Spinal cord ban set to be dropped by French
By Philip Clarke
FRANCES new government is poised to drop the controversial plan to force the removal of spinal cord from all sheep over six months old and could even lift the ban on British beef in the next few months.
The previous socialist government had sought to introduce the spinal cord ban from July 1 to minimise any risks from BSE in sheep. The move would have had a devastating impact on UK export businesses, faced with rising costs and loss of carcass value.
French processors had also resisted the plan, claiming it was unnecessary and unworkable.
The new, right-wing administration is believed to be much more sympathetic to the industrys concerns. According to French wire services, an announcement to drop the plan, or at least postpone it, is expected at the National Meat Federations (FNICVG) general assembly today (June 21).
The development follows a meeting between the UKs Meat and Livestock Commission and the French authorities last week, in which it was made clear that, even if the spinal cord ban was put in place, it would be impractical and possibly illegal for exporters to provide the necessary veterinary certificates.
"We have worked very closely with the French meat trade on this one, which, combined with pressure from the commission, has brought about the change of view," said MLC export manager Peter Hardwick.
One possible stumbling block has been the recent call from the UKs Food Standards Agency for Brussels to introduce an EU-wide ban on sheep intestines from the human food chain to counter the theoretical risk of BSE in sheep.
A formal opinion is due from the EUs scientific steering committee at the end of the month, though so far it has resisted this move.

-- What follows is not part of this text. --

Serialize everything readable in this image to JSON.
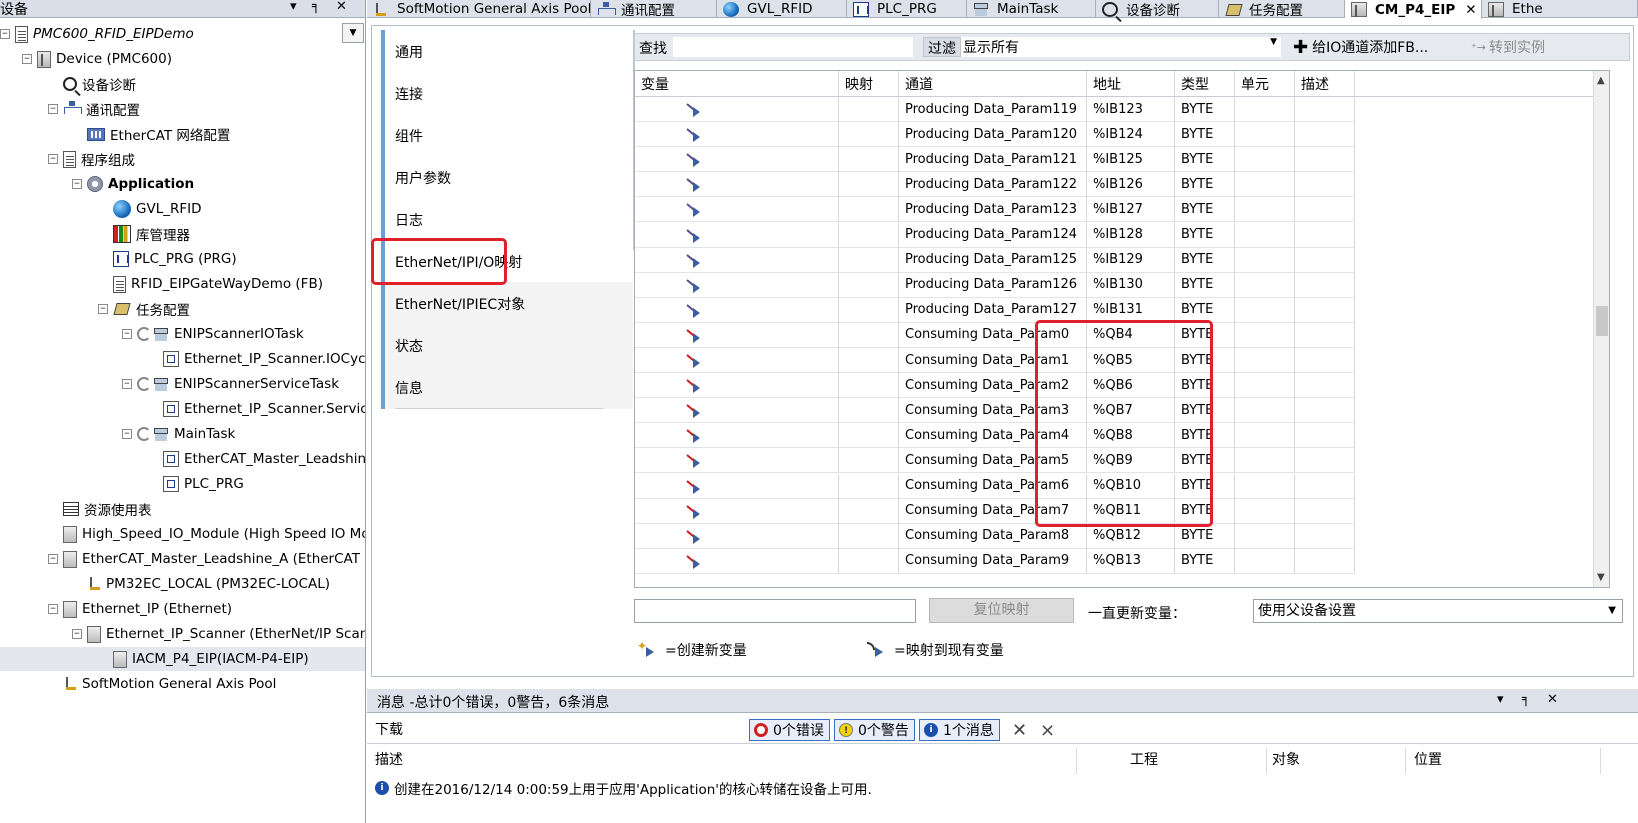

Meanwhile, there have been encouraging signs that the French ban on British beef could soon be lifted.
EU food safety commissioner, David Byrne, is expected to write to the French administration next week issuing a second legal warning and giving them two weeks in which to act or face court proceedings to set a level of fines.
But the new French government appears to be moving towards lifting the ban anyway. The French embassy in London is understood to have contacted the MLC last week seeking information on the likely volumes of meat that might be exported if it did lift the ban.
More significantly, the new administration is preparing a request for its own food agency (AFSSA) to assess the relative safety of British beef against imports from other countries. In the past it has only concerned itself with the absolute safety of British beef. *